We realize here's only so much time one can spend in a day watching new trailers, viral video clips, and shaky cell phone footage of people arguing on live television. This is why The Atlantic Wire is unveiling a new late afternoon feature highlighting the day's video clips that truly earn your five minutes (or less) of attention. Today: Obama's tell-tale paper clip, the NYPD behaving badly, and Larry David's dismissal from New York.
- We were ready to say Steve Doocy went overboard on Fox & Friends this morning when he chided President Obama for proposing a jobs bill that requires a paper clip to hold together, but the New York Post ran an article that made largely the same points, along with calling the paper-clip "chintzy." The lesson: spring for one of the expensive three-ringed binders at Office Depot if you want to impress the News Corp. commentariat. [Media Matters]

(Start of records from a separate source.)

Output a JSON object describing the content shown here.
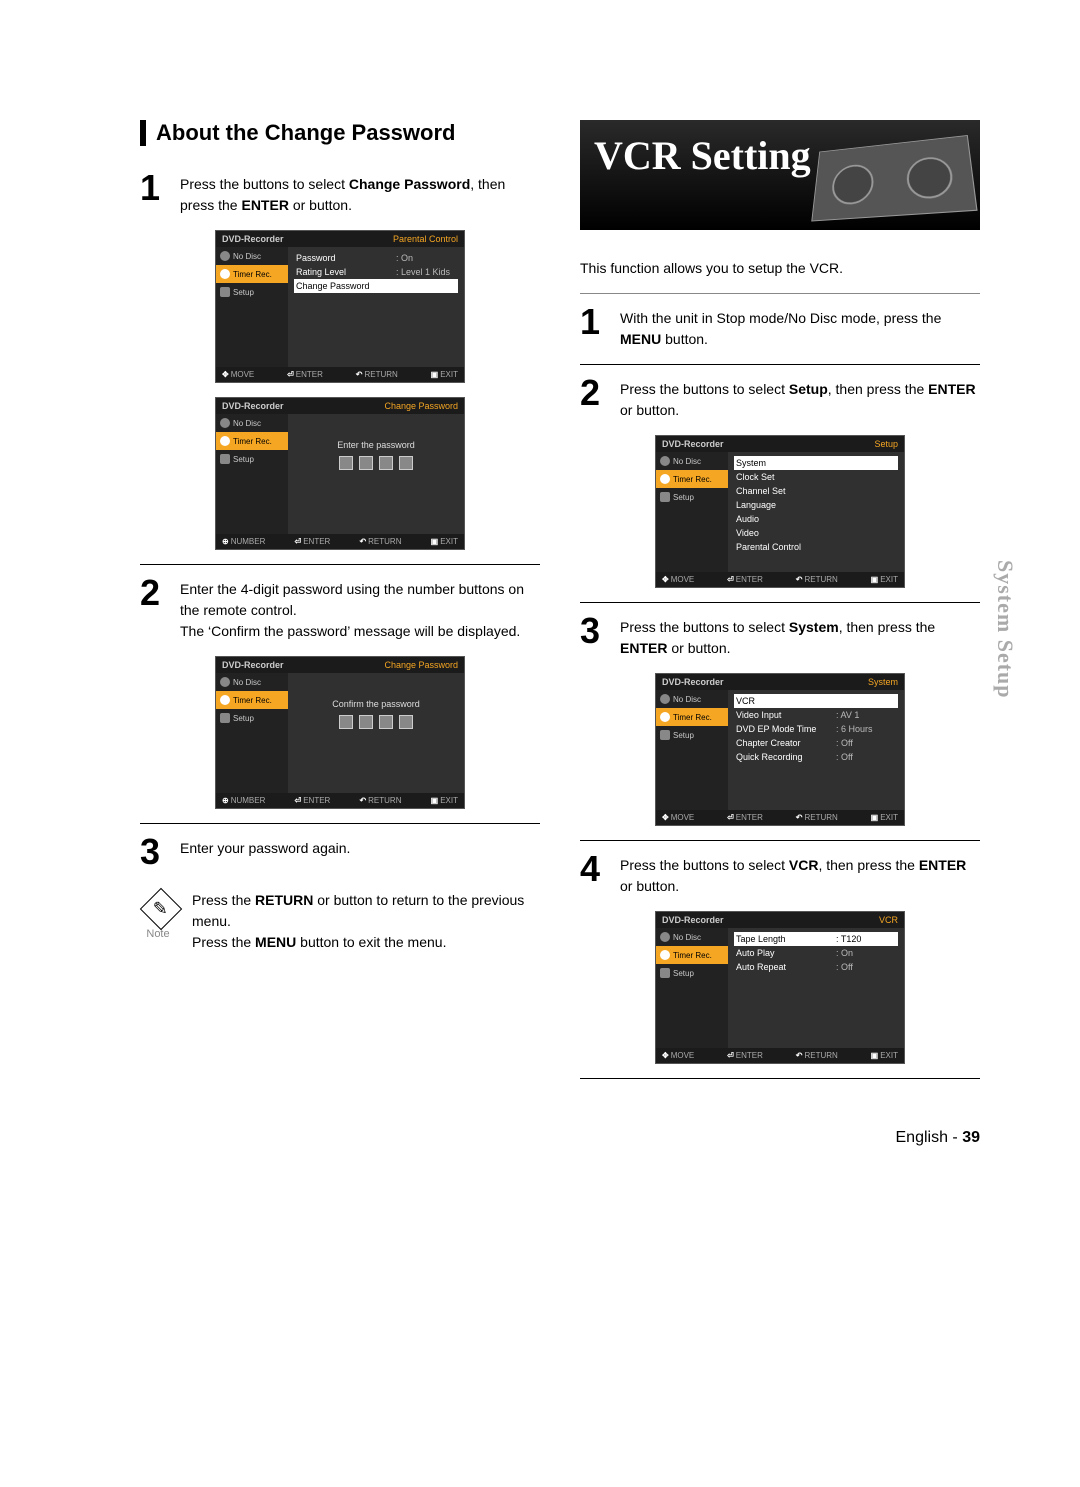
{
  "left": {
    "heading": "About the Change Password",
    "step1": {
      "t1": "Press the ",
      "t2": " buttons to select ",
      "bold1": "Change Password",
      "t3": ", then press the ",
      "bold2": "ENTER",
      "t4": " or ",
      "t5": " button."
    },
    "osd1": {
      "title": "DVD-Recorder",
      "corner": "Parental Control",
      "nodisc": "No Disc",
      "timer": "Timer Rec.",
      "setup": "Setup",
      "rows": [
        {
          "label": "Password",
          "val": ": On"
        },
        {
          "label": "Rating Level",
          "val": ": Level 1 Kids"
        },
        {
          "label": "Change Password",
          "val": ""
        }
      ],
      "footer": {
        "move": "MOVE",
        "enter": "ENTER",
        "return": "RETURN",
        "exit": "EXIT"
      }
    },
    "osd2": {
      "title": "DVD-Recorder",
      "corner": "Change Password",
      "prompt": "Enter the password",
      "footer": {
        "number": "NUMBER",
        "enter": "ENTER",
        "return": "RETURN",
        "exit": "EXIT"
      }
    },
    "step2": {
      "line1": "Enter the 4-digit password using the number buttons on the remote control.",
      "line2": "The ‘Confirm the password’ message will be displayed."
    },
    "osd3": {
      "title": "DVD-Recorder",
      "corner": "Change Password",
      "prompt": "Confirm the password",
      "footer": {
        "number": "NUMBER",
        "enter": "ENTER",
        "return": "RETURN",
        "exit": "EXIT"
      }
    },
    "step3": "Enter your password again.",
    "note": {
      "label": "Note",
      "l1a": "Press the ",
      "l1b1": "RETURN",
      "l1c": " or ",
      "l1d": " button to return to the previous menu.",
      "l2a": "Press the ",
      "l2b": "MENU",
      "l2c": " button to exit the menu."
    }
  },
  "right": {
    "banner_title": "VCR Setting",
    "intro": "This function allows you to setup the VCR.",
    "step1": {
      "a": "With the unit in Stop mode/No Disc mode, press the ",
      "b": "MENU",
      "c": " button."
    },
    "step2": {
      "a": "Press the ",
      "b": " buttons to select ",
      "c": "Setup",
      "d": ", then press the ",
      "e": "ENTER",
      "f": " or ",
      "g": " button."
    },
    "osd_setup": {
      "title": "DVD-Recorder",
      "corner": "Setup",
      "items": [
        "System",
        "Clock Set",
        "Channel Set",
        "Language",
        "Audio",
        "Video",
        "Parental Control"
      ],
      "footer": {
        "move": "MOVE",
        "enter": "ENTER",
        "return": "RETURN",
        "exit": "EXIT"
      }
    },
    "step3": {
      "a": "Press the ",
      "b": " buttons to select ",
      "c": "System",
      "d": ", then press the ",
      "e": "ENTER",
      "f": " or ",
      "g": " button."
    },
    "osd_system": {
      "title": "DVD-Recorder",
      "corner": "System",
      "rows": [
        {
          "label": "VCR",
          "val": ""
        },
        {
          "label": "Video Input",
          "val": ": AV 1"
        },
        {
          "label": "DVD EP Mode Time",
          "val": ": 6 Hours"
        },
        {
          "label": "Chapter Creator",
          "val": ": Off"
        },
        {
          "label": "Quick Recording",
          "val": ": Off"
        }
      ],
      "footer": {
        "move": "MOVE",
        "enter": "ENTER",
        "return": "RETURN",
        "exit": "EXIT"
      }
    },
    "step4": {
      "a": "Press the ",
      "b": " buttons to select ",
      "c": "VCR",
      "d": ", then press the ",
      "e": "ENTER",
      "f": " or ",
      "g": " button."
    },
    "osd_vcr": {
      "title": "DVD-Recorder",
      "corner": "VCR",
      "rows": [
        {
          "label": "Tape Length",
          "val": ": T120"
        },
        {
          "label": "Auto Play",
          "val": ": On"
        },
        {
          "label": "Auto Repeat",
          "val": ": Off"
        }
      ],
      "footer": {
        "move": "MOVE",
        "enter": "ENTER",
        "return": "RETURN",
        "exit": "EXIT"
      }
    },
    "sidebar_common": {
      "nodisc": "No Disc",
      "timer": "Timer Rec.",
      "setup": "Setup"
    }
  },
  "tab": "System Setup",
  "footer": {
    "lang": "English -",
    "page": "39"
  }
}
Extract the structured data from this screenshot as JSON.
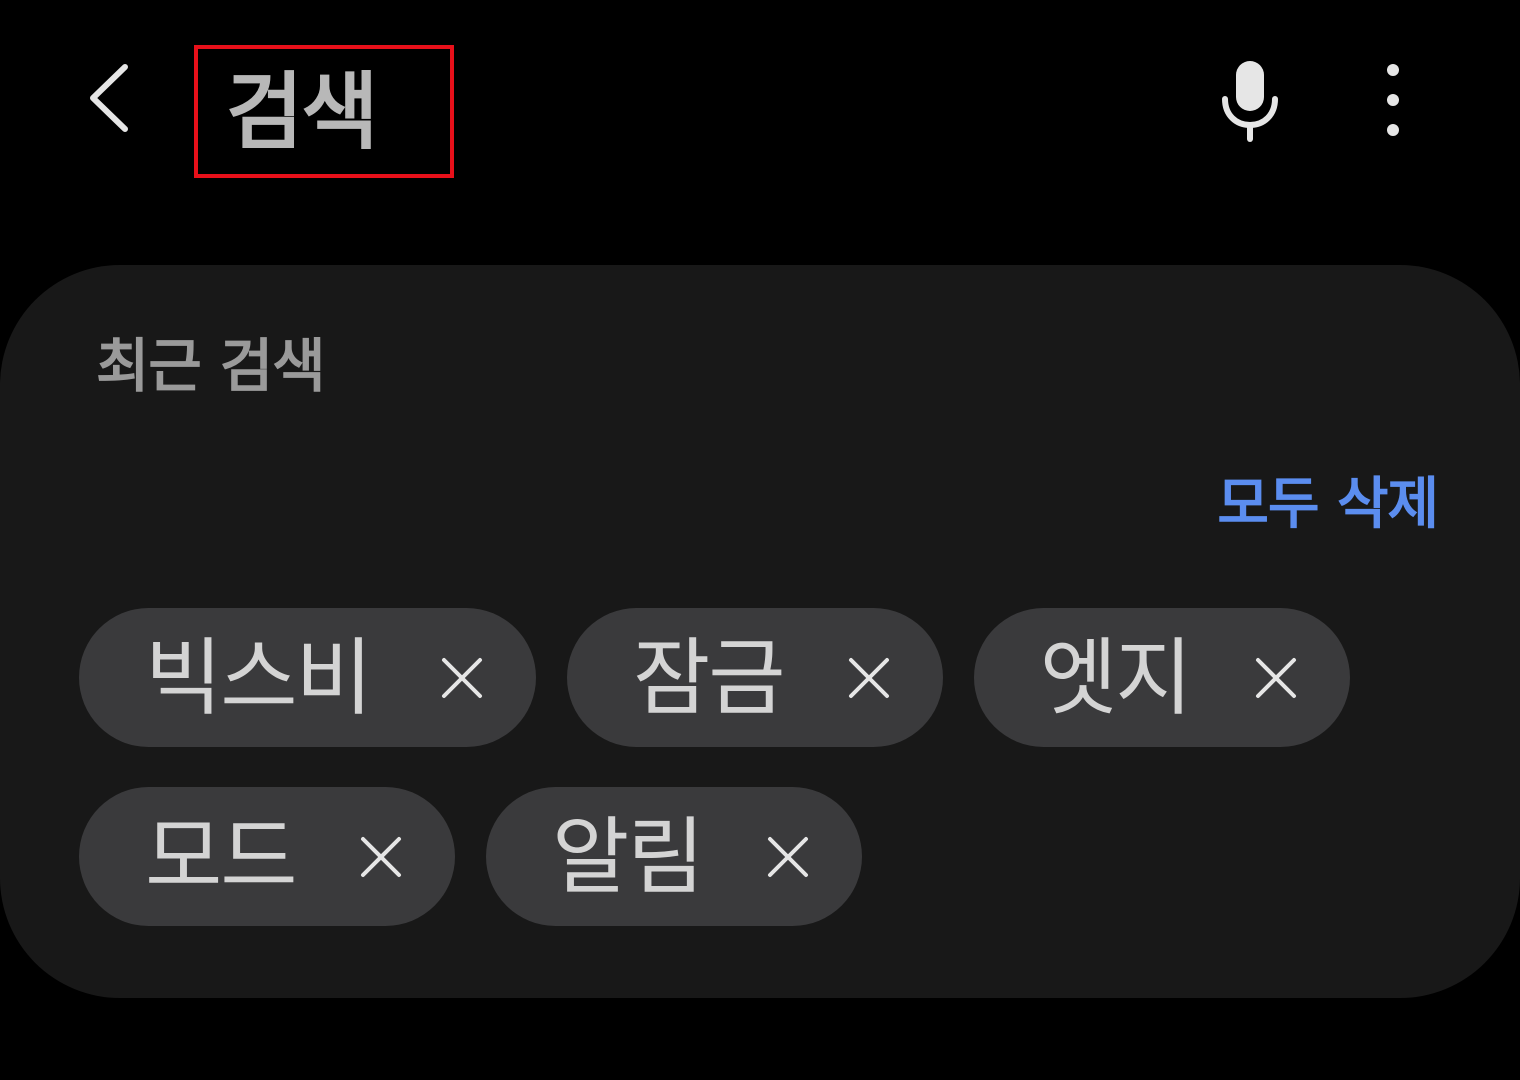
{
  "header": {
    "title": "검색",
    "back_icon": "chevron-left-icon",
    "mic_icon": "microphone-icon",
    "more_icon": "more-vertical-icon"
  },
  "recent": {
    "section_title": "최근 검색",
    "clear_all_label": "모두 삭제",
    "items": [
      {
        "label": "빅스비"
      },
      {
        "label": "잠금"
      },
      {
        "label": "엣지"
      },
      {
        "label": "모드"
      },
      {
        "label": "알림"
      }
    ]
  },
  "colors": {
    "background": "#000000",
    "card": "#181818",
    "chip": "#3a3a3c",
    "accent": "#5b8def",
    "highlight_box": "#e8101a"
  }
}
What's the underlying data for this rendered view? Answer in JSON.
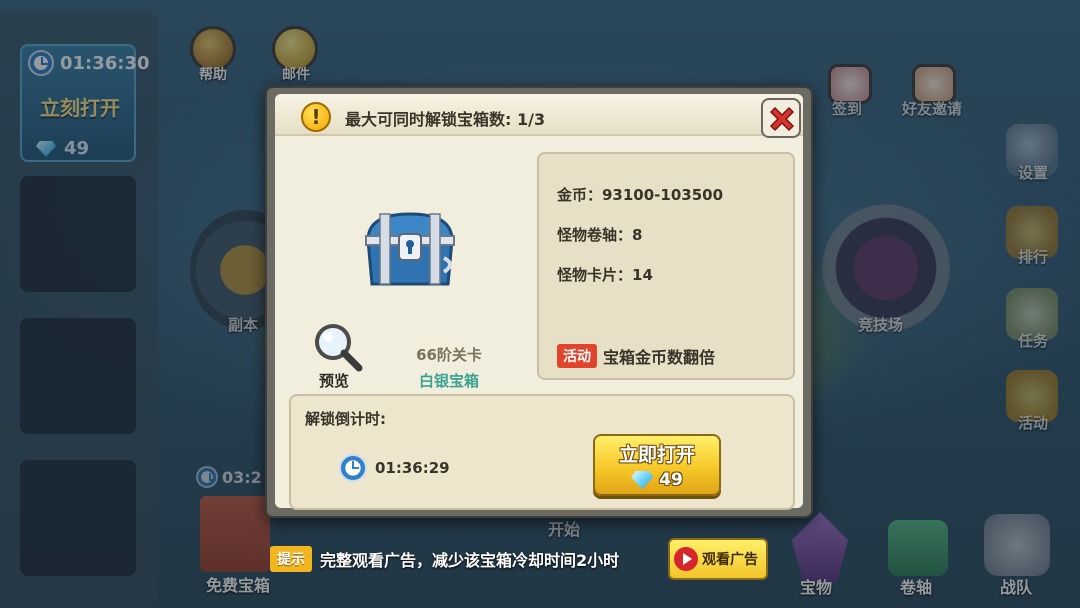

- John Calley, who led Warner Bros., United Artists, and Sony Pictures in a Hollywood career spanning more than 50 years, died in his home Tuesday at the age of 81. Calley was production chief, president and vice chairman at Warner Bros. from 1969 to 1980 and the odds are good that he helped shepherd along one or more of your favorite movies, including The Outlaw Josey Wales, The Exorcist, The Great Santini, Mean Streets, A Clockwork Orange, Dog Day Afternoon, McCabe & Mrs. Miller, Blazing Saddles, All the President's Men and many, many, many more. He retired in 1980, but returned to run United Artists in 1993, then jumped to Sony in 1996, where he held the titles titles of president, chairman and chief executive office before retiring in 2003. At the 2009 Oscars, he was awarded the Thalberg Memorial Award. An excerpt from the tribute video is excerpted below. [Los Angeles Times and YouTube]